How a parent corrects a child's behavior is always a hotly contested topic. From taking privileges and things away to using timeout as a calming place, every family does it differently.

There is no "one way" to correct behavior. Parents need the freedom to learn about themselves and their children through the correction choices they make. My question to you is, do you have all the facts? Have you considered the emotional ramifications of your correction methods? Have you factored in how your methods may impact your parent/child relationship, now and in the future?

When Timeouts and Punishments Backfire

I will never forget the pain on one dad's face as he stood up during a parenting seminar I was giving and said, "My father recently passed away and I'm mad. Not because he passed away, I'm mad because I didn't get the chance to tell him how much I hated him sending me to timeout for everything! I must have been sent to timeout 15 times a day; it was like being in jail! The more I was sent to timeout, the more resolved I became not to change my behavior!"

Many parents like the idea of timeout till they use it, then they become frustrated by the results. They see no changes in behavior, just more battles. Stacy R. has that dilemma. "Every time I have to put my daughter in timeout it's a battle . . . I mean a big battle. She hits, kicks, pinches . . ."

There is a reason why children react the way they do when being punished or sent to timeout to correct their behavior. Psychotherapist Lisa M. of Barefoot Barn says it perfectly: ". . . using isolation, fear, and punishment doesn't work for nurturing our children to be compassionate, empathetic, and confident kiddos."

In order for a child to learn how to change his behavior, you, the parent, have to first take an honest look at what you're bringing to the method you're using to correct the behavior.

  • If you're angry and yell as you send your child to timeout, he'll react instead of listen.
  • Threatening a child is useless. Because there's no follow-through, he learns to tolerate the threats and just keeps misbehaving.
  • Correcting or punishing a child for crying or a tantrum doesn't make her feel safe or heard, so she just continues crying or throwing a tantrum.

A Better Approach

Many parents realize that what they're doing to correct behavior isn't working but keep doing it because they don't know what else to do.

So what else can you try? It's been proven over and over again that the key to helping a child learn about herself and the world around her is to use boundaries. Boundaries are the touchstone that helps bring a child through an experience. Boundaries help children understand what they are supposed to do, instead of what they've done. Here are two methods that use boundaries to help kids learn better behavior.

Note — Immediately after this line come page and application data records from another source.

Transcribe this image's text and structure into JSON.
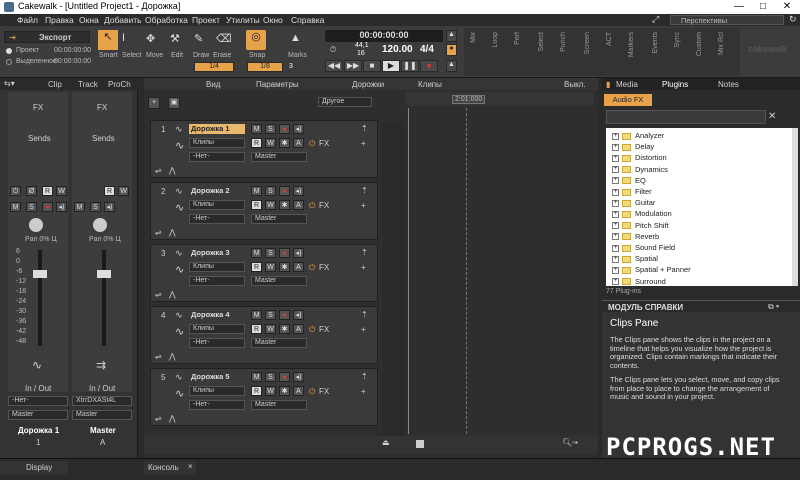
{
  "window": {
    "title": "Cakewalk - [Untitled Project1 - Дорожка]",
    "min": "—",
    "max": "□",
    "close": "✕"
  },
  "menu": [
    "Файл",
    "Правка",
    "Окна",
    "Добавить",
    "Обработка",
    "Проект",
    "Утилиты",
    "Окно",
    "Справка"
  ],
  "workspace": "Перспективы",
  "toolbar": {
    "export": "Экспорт",
    "radio_project": "Проект",
    "radio_selection": "Выделенное",
    "time1": "00:00:00:00",
    "time2": "00:00:00:00",
    "tools": [
      "Smart",
      "Select",
      "Move",
      "Edit",
      "Draw",
      "Erase"
    ],
    "snap": "Snap",
    "marks": "Marks",
    "snap_val1": "1/4",
    "snap_val2": "1/8",
    "snap_num": "3",
    "main_time": "00:00:00:00",
    "rate1": "44,1",
    "rate2": "16",
    "tempo": "120.00",
    "meter": "4/4",
    "mode_label": "Режим",
    "modules": [
      "Mix",
      "Loop",
      "Perf",
      "Select",
      "Punch",
      "Screen",
      "ACT",
      "Markers",
      "Events",
      "Sync",
      "Custom",
      "Mix Rcl"
    ],
    "brand": "cakewalk"
  },
  "left": {
    "tabs": [
      "Clip",
      "Track",
      "ProCh"
    ],
    "fx": "FX",
    "sends": "Sends",
    "pan": "Pan 0% Ц",
    "scale": [
      "6",
      "0",
      "-6",
      "-12",
      "-18",
      "-24",
      "-30",
      "-36",
      "-42",
      "-48",
      "-54"
    ],
    "inout": "In / Out",
    "in1": "-Нет-",
    "in2": "XtrrDXASt4L",
    "out1": "Master",
    "out2": "Master",
    "name1": "Дорожка 1",
    "name2": "Master",
    "num1": "1",
    "num2": "A",
    "display": "Display"
  },
  "track_header": {
    "view": "Вид",
    "params": "Параметры",
    "tracks": "Дорожки",
    "clips": "Клипы",
    "off": "Выкл.",
    "position": "2:01:000",
    "other": "Другое"
  },
  "tracks": [
    {
      "num": "1",
      "name": "Дорожка 1",
      "clips": "Клипы",
      "input": "-Нет-",
      "output": "Master",
      "fx": "FX"
    },
    {
      "num": "2",
      "name": "Дорожка 2",
      "clips": "Клипы",
      "input": "-Нет-",
      "output": "Master",
      "fx": "FX"
    },
    {
      "num": "3",
      "name": "Дорожка 3",
      "clips": "Клипы",
      "input": "-Нет-",
      "output": "Master",
      "fx": "FX"
    },
    {
      "num": "4",
      "name": "Дорожка 4",
      "clips": "Клипы",
      "input": "-Нет-",
      "output": "Master",
      "fx": "FX"
    },
    {
      "num": "5",
      "name": "Дорожка 5",
      "clips": "Клипы",
      "input": "-Нет-",
      "output": "Master",
      "fx": "FX"
    }
  ],
  "btn": {
    "m": "M",
    "s": "S",
    "r": "R",
    "w": "W",
    "a": "A"
  },
  "right": {
    "tabs": [
      "Media",
      "Plugins",
      "Notes"
    ],
    "subtab": "Audio FX",
    "plugins": [
      "Analyzer",
      "Delay",
      "Distortion",
      "Dynamics",
      "EQ",
      "Filter",
      "Guitar",
      "Modulation",
      "Pitch Shift",
      "Reverb",
      "Sound Field",
      "Spatial",
      "Spatial + Panner",
      "Surround"
    ],
    "count": "77 Plug-ins",
    "help_header": "МОДУЛЬ СПРАВКИ",
    "help_title": "Clips Pane",
    "help_p1": "The Clips pane shows the clips in the project on a timeline that helps you visualize how the project is organized. Clips contain markings that indicate their contents.",
    "help_p2": "The Clips pane lets you select, move, and copy clips from place to place to change the arrangement of music and sound in your project."
  },
  "bottom": {
    "console": "Консоль",
    "watermark": "PCPROGS.NET",
    "close": "×"
  }
}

Method #1: Making Amends

Young children learn best by seeing the correlation between a mistake and fixing the mistake. They learn they're responsible for their actions and have to make amends, even when they don't want to. (For details, see How to Teach Kids to Learn From Their Mistakes.)

Taking privileges or things away usually causes a big reaction and causes a child to promise the parent anything in order to get a game back. No discovery, understanding, or learning has really taken place. (One exception: if taking things away is working for your child, then keep doing that.)

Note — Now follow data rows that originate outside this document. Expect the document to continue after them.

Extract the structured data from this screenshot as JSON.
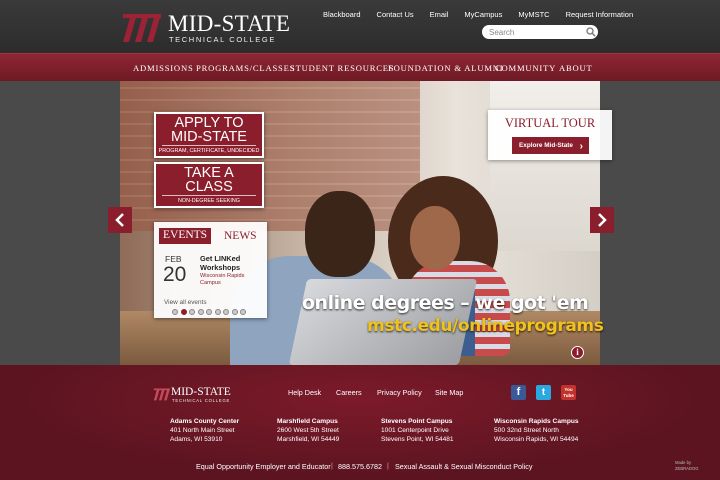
{
  "header": {
    "logo_name": "MID-STATE",
    "logo_sub": "TECHNICAL COLLEGE",
    "top_links": [
      "Blackboard",
      "Contact Us",
      "Email",
      "MyCampus",
      "MyMSTC",
      "Request Information"
    ],
    "search": {
      "placeholder": "Search",
      "icon": "magnifier-icon"
    }
  },
  "nav": {
    "items": [
      "ADMISSIONS",
      "PROGRAMS/CLASSES",
      "STUDENT RESOURCES",
      "FOUNDATION & ALUMNI",
      "COMMUNITY",
      "ABOUT"
    ]
  },
  "hero": {
    "apply": {
      "title_line1": "APPLY TO",
      "title_line2": "MID-STATE",
      "sub": "PROGRAM, CERTIFICATE, UNDECIDED"
    },
    "take_class": {
      "title_line1": "TAKE A",
      "title_line2": "CLASS",
      "sub": "NON-DEGREE SEEKING"
    },
    "events": {
      "tab_events": "EVENTS",
      "tab_news": "NEWS",
      "month": "FEB",
      "day": "20",
      "name": "Get LINKed Workshops",
      "location": "Wisconsin Rapids Campus",
      "view_all": "View all events"
    },
    "virtual_tour": {
      "title": "VIRTUAL TOUR",
      "button": "Explore Mid-State",
      "chevron": "›"
    },
    "tagline": "online degrees – we got 'em",
    "url": "mstc.edu/onlineprograms",
    "info": "i",
    "slide_count": 9,
    "active_slide": 2
  },
  "footer": {
    "logo_name": "MID-STATE",
    "logo_sub": "TECHNICAL COLLEGE",
    "links": [
      "Help Desk",
      "Careers",
      "Privacy Policy",
      "Site Map"
    ],
    "social": [
      {
        "icon": "facebook-icon",
        "glyph": "f",
        "color": "#3b5998"
      },
      {
        "icon": "twitter-icon",
        "glyph": "t",
        "color": "#2aa9e0"
      },
      {
        "icon": "youtube-icon",
        "glyph": "You Tube",
        "color": "#c4302b"
      }
    ],
    "campuses": [
      {
        "name": "Adams County Center",
        "street": "401 North Main Street",
        "city": "Adams, WI 53910"
      },
      {
        "name": "Marshfield Campus",
        "street": "2600 West 5th Street",
        "city": "Marshfield, WI 54449"
      },
      {
        "name": "Stevens Point Campus",
        "street": "1001 Centerpoint Drive",
        "city": "Stevens Point, WI 54481"
      },
      {
        "name": "Wisconsin Rapids Campus",
        "street": "500 32nd Street North",
        "city": "Wisconsin Rapids, WI 54494"
      }
    ],
    "equal_opportunity": "Equal Opportunity Employer and Educator",
    "phone": "888.575.6782",
    "policy": "Sexual Assault & Sexual Misconduct Policy",
    "made_by_1": "Made by",
    "made_by_2": "ZEBRADOG"
  },
  "colors": {
    "brand": "#8a1e2c",
    "accent_yellow": "#f2c21a",
    "header": "#333333"
  }
}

Method #2: Time, NOT Timeout

Daily life can sometimes get in the way of teaching a child about behavior. Things like being busy with another child, being too angry at the moment, or having no idea how you want to handle things. When that happens, let time, not timeout, work for you.

Have your child go sit in his room. Not for timeout, but so you know where he is when you've calmed down and are ready to talk to him.

While he's in his room, have him think about or write down his version of what happened, what he should have done instead, and how he plans to repair things. When you're ready, go in and talk. If you don't agree with his plan, make him aware of the impact his actions have had on others and work together to make a new plan. There's no need to get mad or ignore him. Stay connected; give hugs, even offer to sit beside him if he needs it. (For details, see How to Make Timeouts Work.)

Now that's what I call teaching!

Sharon Silver is a parenting educator and the founder of Proactive Parenting. She's also the author of Stop Reacting and Start Responding: 108 Ways to Discipline Consciously and Become the Parent You Want to Be.